His behaviour was growing increasingly bizarre. He had become obsessed with the mistaken belief that he had been born out of an incestuous relationship between his mother and her father, his grandfather, Stasys Puidokis.
When he was sacked from his job on Friday, August 26, for his atrocious attendance record, Arkwright got drunk and the nightmare began.
At around 4.30pm that day he went to his grandfather’s allotment, near his home in Ruskin Drive, Mexborough, and stabbed the 68-year-old in the neck, cutting through a nerve and paralysing him, before striking him with an axe and then smashing his head with a 14lb lump hammer.
That night he toured the nightspots of Mexborough and dropped hints of his horrendous crime, demonstrating again his lust for public recognition.
By 3am on the Saturday he was back in Wath, and had entered the flat of his next door neighbour, Raymond Ford, 45, a depressed teacher who spent his days drinking cheap cider and completing Guardian crosswords.

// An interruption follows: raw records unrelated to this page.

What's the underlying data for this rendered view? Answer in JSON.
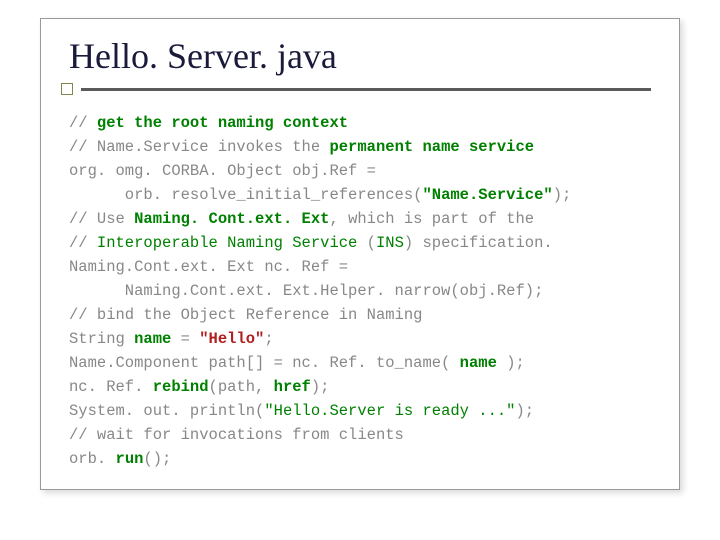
{
  "title": "Hello. Server. java",
  "code": {
    "l1a": "// ",
    "l1b": "get the root naming context",
    "l2a": "// Name.Service invokes the ",
    "l2b": "permanent name service",
    "l3": "org. omg. CORBA. Object obj.Ref =",
    "l4a": "      orb. resolve_initial_references(",
    "l4b": "\"Name.Service\"",
    "l4c": ");",
    "l5a": "// Use ",
    "l5b": "Naming. Cont.ext. Ext",
    "l5c": ", which is part of the",
    "l6a": "// ",
    "l6b": "Interoperable Naming Service",
    "l6c": " (",
    "l6d": "INS",
    "l6e": ") specification.",
    "l7": "Naming.Cont.ext. Ext nc. Ref =",
    "l8": "      Naming.Cont.ext. Ext.Helper. narrow(obj.Ref);",
    "l9": "// bind the Object Reference in Naming",
    "l10a": "String ",
    "l10b": "name",
    "l10c": " = ",
    "l10d": "\"Hello\"",
    "l10e": ";",
    "l11a": "Name.Component path[] = nc. Ref. to_name( ",
    "l11b": "name",
    "l11c": " );",
    "l12a": "nc. Ref. ",
    "l12b": "rebind",
    "l12c": "(path, ",
    "l12d": "href",
    "l12e": ");",
    "l13a": "System. out. println(",
    "l13b": "\"Hello.Server is ready ...\"",
    "l13c": ");",
    "l14": "// wait for invocations from clients",
    "l15a": "orb. ",
    "l15b": "run",
    "l15c": "();"
  }
}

Earlier that week Arkwright had burgled Mr Ford’s flat, stealing a microwave oven and a clock. He had returned to cover his tracks.
Naked, with a Prince of Darkness devil-mask covering his face, he stabbed his second victim 500 times, plunging his knife deep into every part of Mr Ford’s body. He gutted and disembowled the corpse with a surgical precision which criminologists said was remarkably similar to the technique used by Jack the Ripper.
An experienced police officer later described the violence as: “the most brutal act of slaughter I have ever seen. It is all the more chilling when you realise he must have spent at least half an hour inflicting these terrible wounds.”
Four hours later Arkwright was arrested on suspicion of burglary at Mr Ford’s house, and was kept in custody before being released to appear at court the following weekend.
But at around midnight the next day it was Marcus Law’s turn to suffer.
It later emerged that when police arrested Arkwright as one of a number of suspects in the Law murder investigation, they were alerted to his killings during a bizarre card game.
As Arkwright and officers sat at the interview table, Arkwright picked up a four of hearts card and told police: “This is the master card. It means you have four bodies and a madman on the loose.”
Arkwright eventually admitted killing his grandfather, Mr Ford and Mr Law. A fourth charge of murdering his grandfather’s housekeeper, Elsa Konradite, 72, was ordered to lie on court files after Arkwright had pleaded not guilty.
The killer, who had suffered a deprived and disturbed childhood, was sentenced to life imprisonment, with a recommendation that he serve a minimum of 25 years.
In mitigation James Chadwin QC, told Sheffield Crown Court that his client was a young man suffering from severe personality damage and disorder. “He has shown signs of disturbance from the time his mother left him at the age of four.”